US6651152 *Feb 16, 2000Nov 18, 2003Mitsubishi Denki Kabushiki KaishaMicrocomputer including download circuit controlling data download to plurality of memories
US6697897Oct 27, 2000Feb 24, 2004Microchip Technology IncorporatedData communication interface between host and slave processors
US7143229 *Apr 24, 2002Nov 28, 2006Nec Electronics CorporationSingle-chip microcomputer with dynamic burn-in test function and dynamic burn-in testing method therefor

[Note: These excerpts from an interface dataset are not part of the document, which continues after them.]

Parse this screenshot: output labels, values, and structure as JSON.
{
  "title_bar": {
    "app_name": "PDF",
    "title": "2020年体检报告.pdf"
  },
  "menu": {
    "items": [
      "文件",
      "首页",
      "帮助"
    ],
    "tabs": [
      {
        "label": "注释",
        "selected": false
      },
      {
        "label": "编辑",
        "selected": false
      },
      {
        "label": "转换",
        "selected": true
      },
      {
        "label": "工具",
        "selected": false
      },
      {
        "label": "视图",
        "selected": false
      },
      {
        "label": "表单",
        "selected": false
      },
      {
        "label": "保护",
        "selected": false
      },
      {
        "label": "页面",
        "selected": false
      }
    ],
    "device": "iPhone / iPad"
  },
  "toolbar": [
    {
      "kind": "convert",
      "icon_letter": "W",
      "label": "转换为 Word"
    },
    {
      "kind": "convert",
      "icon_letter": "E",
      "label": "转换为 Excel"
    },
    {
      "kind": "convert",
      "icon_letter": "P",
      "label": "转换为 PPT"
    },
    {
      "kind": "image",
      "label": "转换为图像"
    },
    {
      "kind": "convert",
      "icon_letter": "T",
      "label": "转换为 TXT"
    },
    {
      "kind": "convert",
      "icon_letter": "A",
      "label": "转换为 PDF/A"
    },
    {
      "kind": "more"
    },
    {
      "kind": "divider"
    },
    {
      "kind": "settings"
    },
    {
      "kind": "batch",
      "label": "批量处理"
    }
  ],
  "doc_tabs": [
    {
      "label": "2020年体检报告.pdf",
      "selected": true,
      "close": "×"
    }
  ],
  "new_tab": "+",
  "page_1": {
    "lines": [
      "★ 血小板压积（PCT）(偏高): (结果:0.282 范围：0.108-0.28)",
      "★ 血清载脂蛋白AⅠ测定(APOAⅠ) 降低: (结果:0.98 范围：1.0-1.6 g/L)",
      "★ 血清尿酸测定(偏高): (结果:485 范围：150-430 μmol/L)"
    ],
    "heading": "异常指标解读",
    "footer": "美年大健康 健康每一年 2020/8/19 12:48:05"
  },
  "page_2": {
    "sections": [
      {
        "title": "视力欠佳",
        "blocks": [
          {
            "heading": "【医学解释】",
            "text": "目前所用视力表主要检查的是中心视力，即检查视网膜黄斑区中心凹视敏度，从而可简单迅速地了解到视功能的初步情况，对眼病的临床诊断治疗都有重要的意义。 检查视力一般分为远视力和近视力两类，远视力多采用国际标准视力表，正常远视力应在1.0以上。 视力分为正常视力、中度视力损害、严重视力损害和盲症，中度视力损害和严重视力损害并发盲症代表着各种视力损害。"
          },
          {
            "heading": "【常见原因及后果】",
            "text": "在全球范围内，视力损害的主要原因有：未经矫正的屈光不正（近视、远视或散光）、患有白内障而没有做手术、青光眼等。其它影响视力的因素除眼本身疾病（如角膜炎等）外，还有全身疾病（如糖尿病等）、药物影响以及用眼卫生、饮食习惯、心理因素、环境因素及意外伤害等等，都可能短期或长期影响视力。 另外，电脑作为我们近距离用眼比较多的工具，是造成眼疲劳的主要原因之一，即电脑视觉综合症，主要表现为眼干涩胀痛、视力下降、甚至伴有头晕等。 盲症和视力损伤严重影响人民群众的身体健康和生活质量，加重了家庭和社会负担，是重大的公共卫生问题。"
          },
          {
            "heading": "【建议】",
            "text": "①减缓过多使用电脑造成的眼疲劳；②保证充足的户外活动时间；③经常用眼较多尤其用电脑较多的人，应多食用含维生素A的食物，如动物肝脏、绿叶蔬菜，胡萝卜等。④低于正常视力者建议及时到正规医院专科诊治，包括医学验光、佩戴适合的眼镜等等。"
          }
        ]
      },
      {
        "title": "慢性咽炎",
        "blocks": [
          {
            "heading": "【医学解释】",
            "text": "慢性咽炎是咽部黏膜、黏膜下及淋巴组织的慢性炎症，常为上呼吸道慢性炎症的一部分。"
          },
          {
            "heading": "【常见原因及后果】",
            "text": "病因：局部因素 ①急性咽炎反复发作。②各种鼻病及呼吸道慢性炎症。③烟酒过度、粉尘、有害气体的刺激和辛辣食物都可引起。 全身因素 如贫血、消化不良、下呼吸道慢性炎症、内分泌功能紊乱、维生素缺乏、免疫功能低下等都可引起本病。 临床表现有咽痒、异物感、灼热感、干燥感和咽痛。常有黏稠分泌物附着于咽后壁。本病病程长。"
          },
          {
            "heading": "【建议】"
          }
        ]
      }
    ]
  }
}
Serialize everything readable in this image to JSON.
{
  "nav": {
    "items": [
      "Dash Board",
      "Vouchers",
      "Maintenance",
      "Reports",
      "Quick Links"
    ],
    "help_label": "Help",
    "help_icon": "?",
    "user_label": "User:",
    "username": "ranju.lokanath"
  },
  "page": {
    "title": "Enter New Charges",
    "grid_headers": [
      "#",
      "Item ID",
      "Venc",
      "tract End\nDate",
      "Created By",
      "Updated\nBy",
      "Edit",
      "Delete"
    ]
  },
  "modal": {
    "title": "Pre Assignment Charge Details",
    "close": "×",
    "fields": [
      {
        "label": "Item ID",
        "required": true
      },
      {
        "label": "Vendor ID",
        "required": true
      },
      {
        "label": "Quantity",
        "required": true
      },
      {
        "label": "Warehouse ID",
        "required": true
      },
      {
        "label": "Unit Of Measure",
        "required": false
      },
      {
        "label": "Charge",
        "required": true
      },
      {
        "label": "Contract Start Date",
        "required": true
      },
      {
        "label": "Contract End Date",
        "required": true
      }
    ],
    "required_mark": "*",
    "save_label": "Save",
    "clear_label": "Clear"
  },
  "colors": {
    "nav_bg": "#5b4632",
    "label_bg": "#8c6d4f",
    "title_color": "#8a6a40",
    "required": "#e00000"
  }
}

WO2001031801A1 *Oct 27, 2000May 3, 2001Powersmart IncOne way single-wire communication interface
Classifications
U.S. Classification712/37, 712/38
International ClassificationG06F1/24, G06F15/78
Cooperative ClassificationG06F1/24, G06F15/7814
European ClassificationG06F15/78P1E, G06F1/24
Legal Events
DateCodeEventDescription
Aug 11, 2006FPAYFee payment
Year of fee payment: 12
Aug 15, 2002FPAYFee payment
Year of fee payment: 8
Aug 24, 1998FPAYFee payment
Year of fee payment: 4
Oct 31, 1991ASAssignment
Owner name: ROHM CO., LTD.,, JAPAN
Free format text: ASSIGNMENT OF ASSIGNORS INTEREST.;ASSIGNORS:SUENAGA, YOSHIAKI;CHIMURA, SHIGEMI;MASUMOTO, HIROAKI;REEL/FRAME:005897/0597
Effective date: 19910829